Component data from apps and pages
==============================
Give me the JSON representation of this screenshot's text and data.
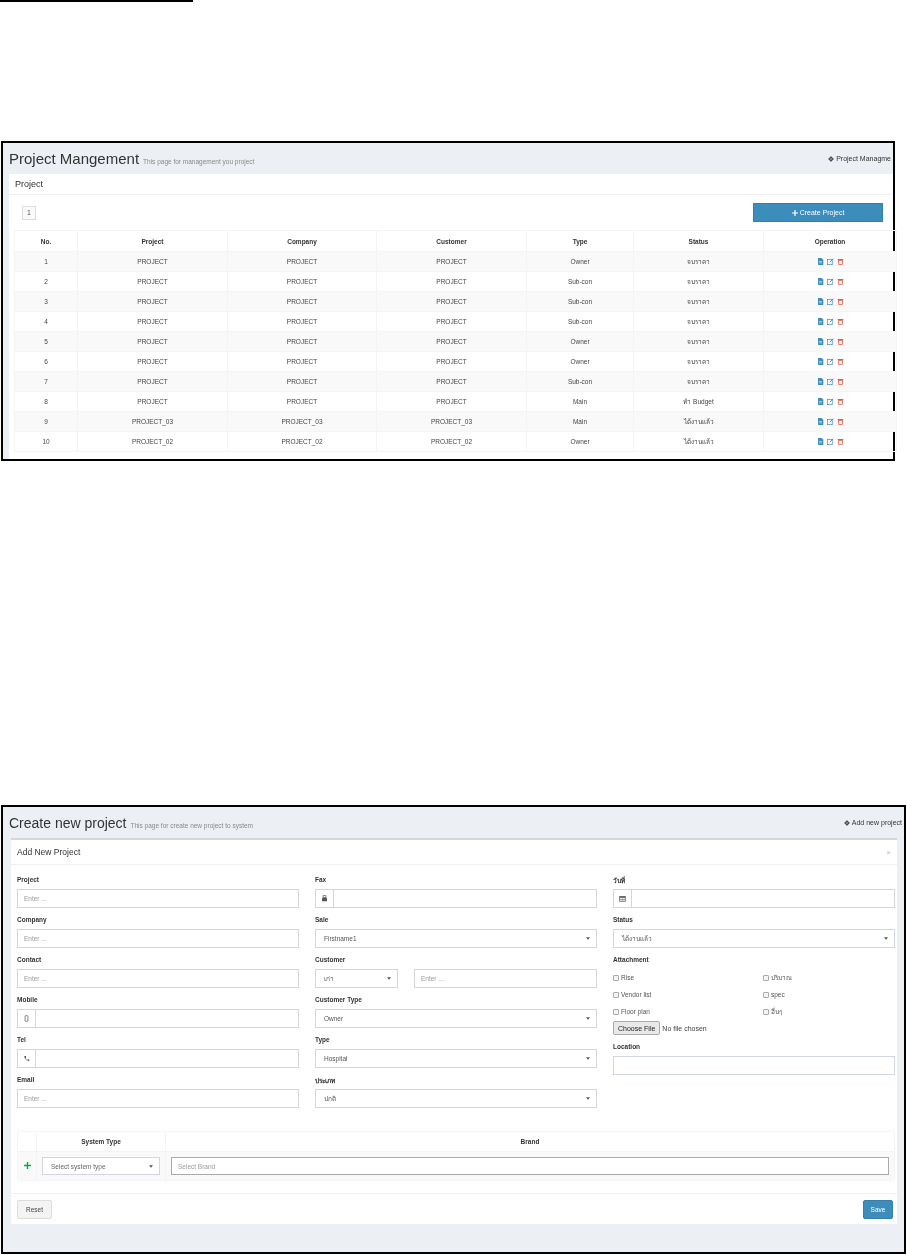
{
  "project_list": {
    "title": "Project Mangement",
    "subtitle": "This page for management you project",
    "breadcrumb": "Project Managme",
    "box_title": "Project",
    "page": "1",
    "create_button": "Create Project",
    "table": {
      "columns": [
        "No.",
        "Project",
        "Company",
        "Customer",
        "Type",
        "Status",
        "Operation"
      ],
      "rows": [
        {
          "no": "1",
          "project": "PROJECT",
          "company": "PROJECT",
          "customer": "PROJECT",
          "type": "Owner",
          "status": "จบราคา"
        },
        {
          "no": "2",
          "project": "PROJECT",
          "company": "PROJECT",
          "customer": "PROJECT",
          "type": "Sub-con",
          "status": "จบราคา"
        },
        {
          "no": "3",
          "project": "PROJECT",
          "company": "PROJECT",
          "customer": "PROJECT",
          "type": "Sub-con",
          "status": "จบราคา"
        },
        {
          "no": "4",
          "project": "PROJECT",
          "company": "PROJECT",
          "customer": "PROJECT",
          "type": "Sub-con",
          "status": "จบราคา"
        },
        {
          "no": "5",
          "project": "PROJECT",
          "company": "PROJECT",
          "customer": "PROJECT",
          "type": "Owner",
          "status": "จบราคา"
        },
        {
          "no": "6",
          "project": "PROJECT",
          "company": "PROJECT",
          "customer": "PROJECT",
          "type": "Owner",
          "status": "จบราคา"
        },
        {
          "no": "7",
          "project": "PROJECT",
          "company": "PROJECT",
          "customer": "PROJECT",
          "type": "Sub-con",
          "status": "จบราคา"
        },
        {
          "no": "8",
          "project": "PROJECT",
          "company": "PROJECT",
          "customer": "PROJECT",
          "type": "Main",
          "status": "ทำ Budget"
        },
        {
          "no": "9",
          "project": "PROJECT_03",
          "company": "PROJECT_03",
          "customer": "PROJECT_03",
          "type": "Main",
          "status": "ได้งานแล้ว"
        },
        {
          "no": "10",
          "project": "PROJECT_02",
          "company": "PROJECT_02",
          "customer": "PROJECT_02",
          "type": "Owner",
          "status": "ได้งานแล้ว"
        }
      ]
    }
  },
  "create_form": {
    "title": "Create new project",
    "subtitle": "This page for create new project to system",
    "breadcrumb": "Add new project",
    "box_title": "Add New Project",
    "close": "×",
    "columns": [
      [
        {
          "kind": "text",
          "label": "Project",
          "placeholder": "Enter ..."
        },
        {
          "kind": "text",
          "label": "Company",
          "placeholder": "Enter ..."
        },
        {
          "kind": "text",
          "label": "Contact",
          "placeholder": "Enter ..."
        },
        {
          "kind": "mobile",
          "label": "Mobile"
        },
        {
          "kind": "phone",
          "label": "Tel"
        },
        {
          "kind": "text",
          "label": "Email",
          "placeholder": "Enter ..."
        }
      ],
      [
        {
          "kind": "fax",
          "label": "Fax"
        },
        {
          "kind": "select",
          "label": "Sale",
          "value": "Firstname1"
        },
        {
          "kind": "select_text",
          "label": "Customer",
          "value": "เก่า",
          "placeholder": "Enter ..."
        },
        {
          "kind": "select",
          "label": "Customer Type",
          "value": "Owner"
        },
        {
          "kind": "select",
          "label": "Type",
          "value": "Hospital"
        },
        {
          "kind": "select",
          "label": "ประเภท",
          "value": "ปกติ"
        }
      ],
      [
        {
          "kind": "date",
          "label": "วันที่"
        },
        {
          "kind": "select",
          "label": "Status",
          "value": "ได้งานแล้ว"
        },
        {
          "kind": "attachment",
          "label": "Attachment",
          "options": [
            {
              "label": "Rise",
              "checked": false
            },
            {
              "label": "ปริมาณ",
              "checked": false
            },
            {
              "label": "Vendor list",
              "checked": false
            },
            {
              "label": "spec",
              "checked": false
            },
            {
              "label": "Floor plan",
              "checked": false
            },
            {
              "label": "อื่นๆ",
              "checked": false
            }
          ],
          "file_button": "Choose File",
          "file_status": "No file chosen"
        },
        {
          "kind": "text",
          "label": "Location"
        }
      ]
    ],
    "system_table": {
      "columns": [
        "System Type",
        "Brand"
      ],
      "system_type": "Select system type",
      "brand_placeholder": "Select Brand"
    },
    "reset_button": "Reset",
    "save_button": "Save"
  }
}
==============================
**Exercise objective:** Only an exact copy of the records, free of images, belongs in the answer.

**Problem solution:**
Give me the JSON representation of this screenshot's text and data.
{
  "project_list": {
    "title": "Project Mangement",
    "subtitle": "This page for management you project",
    "breadcrumb": "Project Managme",
    "box_title": "Project",
    "page": "1",
    "create_button": "Create Project",
    "table": {
      "columns": [
        "No.",
        "Project",
        "Company",
        "Customer",
        "Type",
        "Status",
        "Operation"
      ],
      "rows": [
        {
          "no": "1",
          "project": "PROJECT",
          "company": "PROJECT",
          "customer": "PROJECT",
          "type": "Owner",
          "status": "จบราคา"
        },
        {
          "no": "2",
          "project": "PROJECT",
          "company": "PROJECT",
          "customer": "PROJECT",
          "type": "Sub-con",
          "status": "จบราคา"
        },
        {
          "no": "3",
          "project": "PROJECT",
          "company": "PROJECT",
          "customer": "PROJECT",
          "type": "Sub-con",
          "status": "จบราคา"
        },
        {
          "no": "4",
          "project": "PROJECT",
          "company": "PROJECT",
          "customer": "PROJECT",
          "type": "Sub-con",
          "status": "จบราคา"
        },
        {
          "no": "5",
          "project": "PROJECT",
          "company": "PROJECT",
          "customer": "PROJECT",
          "type": "Owner",
          "status": "จบราคา"
        },
        {
          "no": "6",
          "project": "PROJECT",
          "company": "PROJECT",
          "customer": "PROJECT",
          "type": "Owner",
          "status": "จบราคา"
        },
        {
          "no": "7",
          "project": "PROJECT",
          "company": "PROJECT",
          "customer": "PROJECT",
          "type": "Sub-con",
          "status": "จบราคา"
        },
        {
          "no": "8",
          "project": "PROJECT",
          "company": "PROJECT",
          "customer": "PROJECT",
          "type": "Main",
          "status": "ทำ Budget"
        },
        {
          "no": "9",
          "project": "PROJECT_03",
          "company": "PROJECT_03",
          "customer": "PROJECT_03",
          "type": "Main",
          "status": "ได้งานแล้ว"
        },
        {
          "no": "10",
          "project": "PROJECT_02",
          "company": "PROJECT_02",
          "customer": "PROJECT_02",
          "type": "Owner",
          "status": "ได้งานแล้ว"
        }
      ]
    }
  },
  "create_form": {
    "title": "Create new project",
    "subtitle": "This page for create new project to system",
    "breadcrumb": "Add new project",
    "box_title": "Add New Project",
    "close": "×",
    "columns": [
      [
        {
          "kind": "text",
          "label": "Project",
          "placeholder": "Enter ..."
        },
        {
          "kind": "text",
          "label": "Company",
          "placeholder": "Enter ..."
        },
        {
          "kind": "text",
          "label": "Contact",
          "placeholder": "Enter ..."
        },
        {
          "kind": "mobile",
          "label": "Mobile"
        },
        {
          "kind": "phone",
          "label": "Tel"
        },
        {
          "kind": "text",
          "label": "Email",
          "placeholder": "Enter ..."
        }
      ],
      [
        {
          "kind": "fax",
          "label": "Fax"
        },
        {
          "kind": "select",
          "label": "Sale",
          "value": "Firstname1"
        },
        {
          "kind": "select_text",
          "label": "Customer",
          "value": "เก่า",
          "placeholder": "Enter ..."
        },
        {
          "kind": "select",
          "label": "Customer Type",
          "value": "Owner"
        },
        {
          "kind": "select",
          "label": "Type",
          "value": "Hospital"
        },
        {
          "kind": "select",
          "label": "ประเภท",
          "value": "ปกติ"
        }
      ],
      [
        {
          "kind": "date",
          "label": "วันที่"
        },
        {
          "kind": "select",
          "label": "Status",
          "value": "ได้งานแล้ว"
        },
        {
          "kind": "attachment",
          "label": "Attachment",
          "options": [
            {
              "label": "Rise",
              "checked": false
            },
            {
              "label": "ปริมาณ",
              "checked": false
            },
            {
              "label": "Vendor list",
              "checked": false
            },
            {
              "label": "spec",
              "checked": false
            },
            {
              "label": "Floor plan",
              "checked": false
            },
            {
              "label": "อื่นๆ",
              "checked": false
            }
          ],
          "file_button": "Choose File",
          "file_status": "No file chosen"
        },
        {
          "kind": "text",
          "label": "Location"
        }
      ]
    ],
    "system_table": {
      "columns": [
        "System Type",
        "Brand"
      ],
      "system_type": "Select system type",
      "brand_placeholder": "Select Brand"
    },
    "reset_button": "Reset",
    "save_button": "Save"
  }
}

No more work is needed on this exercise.